Citation: Good RJ, Messacar K, Stence NV, Press CA and Carpenter TC (2015) Abnormal Neuroimaging in a Case of Infant Botulism. Front. Pediatr. 3:108. doi: 10.3389/fped.2015.00108

Received: 27 October 2015; Accepted: 27 November 2015;
Published: 11 December 2015

Edited by:

Hitesh Singh Sandhu, University of Tennessee Health Science Center, USA

Reviewed by:

Michael Shoykhet, Washington University in St. Louis School of Medicine, USA
Elumalai Appachi, Baylor College of Medicine, USA

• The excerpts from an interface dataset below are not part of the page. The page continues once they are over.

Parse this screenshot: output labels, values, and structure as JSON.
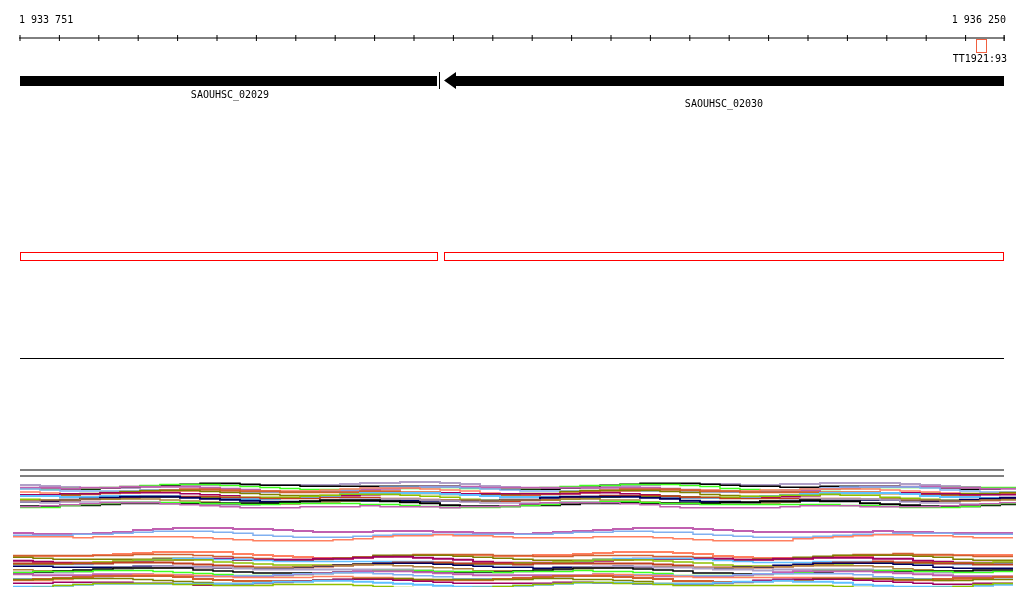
{
  "ruler": {
    "start": "1 933 751",
    "end": "1 936 250",
    "marker": {
      "label": "TT1921:93"
    }
  },
  "genes": [
    {
      "name": "SAOUHSC_02029",
      "arrowhead": false
    },
    {
      "name": "SAOUHSC_02030",
      "arrowhead": true
    }
  ]
}
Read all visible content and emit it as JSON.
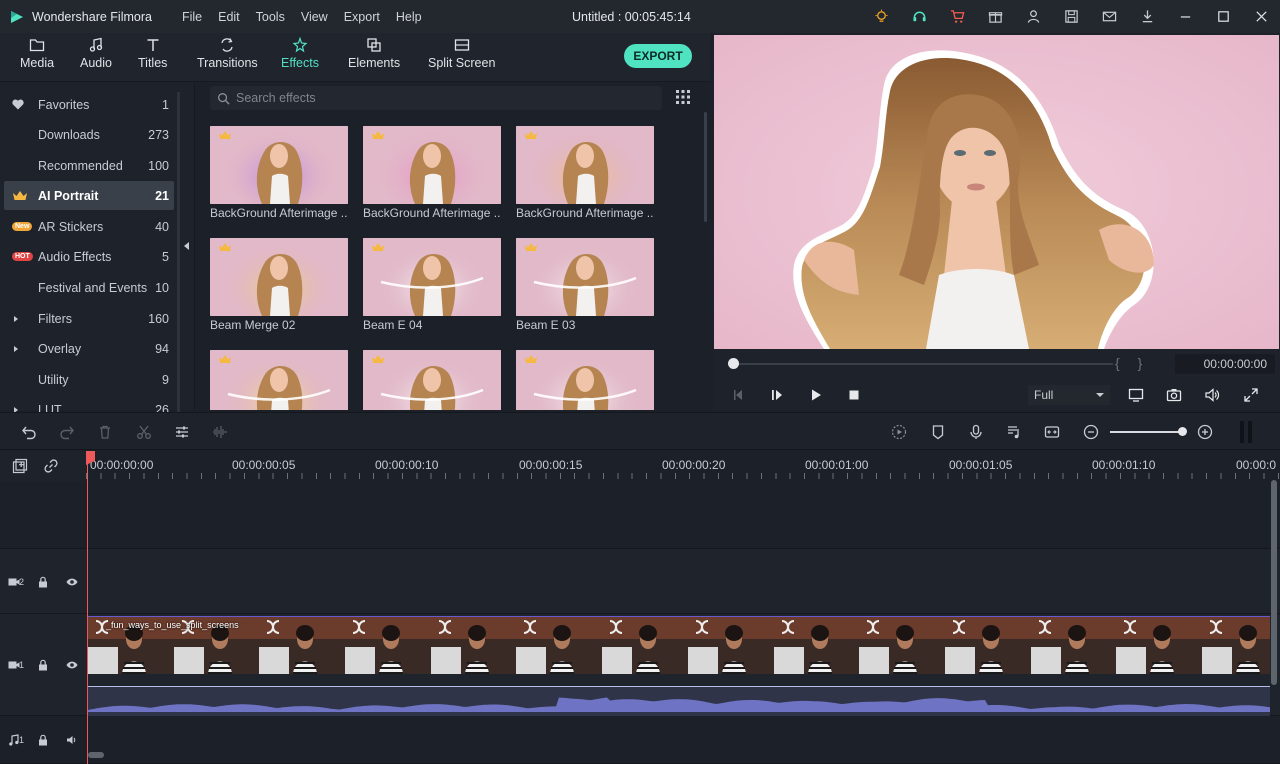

Copyright: © 2015 Good, Messacar, Stence, Press and Carpenter. This is an open-access article distributed under the terms of the Creative Commons Attribution License (CC BY). The use, distribution or reproduction in other forums is permitted, provided the original author(s) or licensor are credited and that the original publication in this journal is cited, in accordance with accepted academic practice. No use, distribution or reproduction is permitted which does not comply with these terms.

*Correspondence: Ryan J. Good, ryanjgood@gmail.com